Distracted driving statistics to tell your teen
Every parent worries about his or her child hitting the road. There’s good reason to do so. Distracted driving is something more teens than ever have to manage. Though there’s always been the risk of someone not paying attention, accidents happen more frequently now than before. What can you do to help your child? Aside from having quality auto insurance, there are several things you can do.
Teach your child about risks
Distracted driving is any type of activity or action in which a person does not pay enough attention to what is happening on the road. There are two factors to teach your teen driver here.
First, they need to avoid engaging in this type of activity. It protects them to do so. It also protects other drivers on the road. Tickets for distracted driving can raise their car insurance costs, too. It is always better to avoid these risks, rather than give in to temptation.
Secondly, be sure your teen recognizes that other drivers may take these risks, too. In doing so, those drivers are putting your teen at risk. By learning to be a defensive driver, it may be possible to reduce this risk as well. The teen should know that they must look out for themselves.
Statistics can help
It is not always easy to get information across to teens. They sometimes feel invincible. This is very true once they are behind the wheel of a car. Even good students may not recognize the risks fully. A few statistics from the National Highway Traffic Safety Administration may help.

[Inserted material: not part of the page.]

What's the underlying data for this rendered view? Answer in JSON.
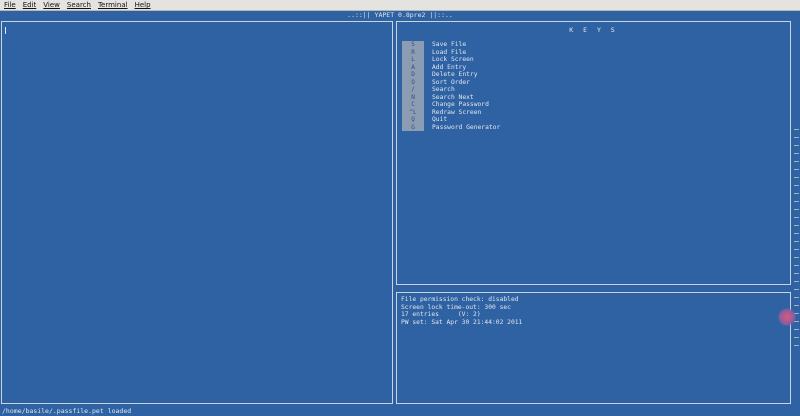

- In 2017, 3,166 people died in the United States as a direct result of distracted driving.
- Among distracted teen drivers between the ages of 15 and 19, 297 people died as a direct result of their actions.
- In 2017, 2.9 percent of drivers are still using handheld cell phones while they are behind the wheel on a routine basis.
Consider these facts. Teach your teen why they are so worrisome.
Discuss, too, why teen drivers are at a higher risk. They are less skilled. They have more distractions, especially when they invite other teens in the car with them. And, cell phones, radios and even distracting conversations can make the process even worse. For this reason, it is important to have a conversation with your child about distractions behind the wheel.
Take into consideration your own habits, too. Set the example for your child. You do not want to have to file an auto insurance claim for distracted driving accidents. It can raise costs significantly.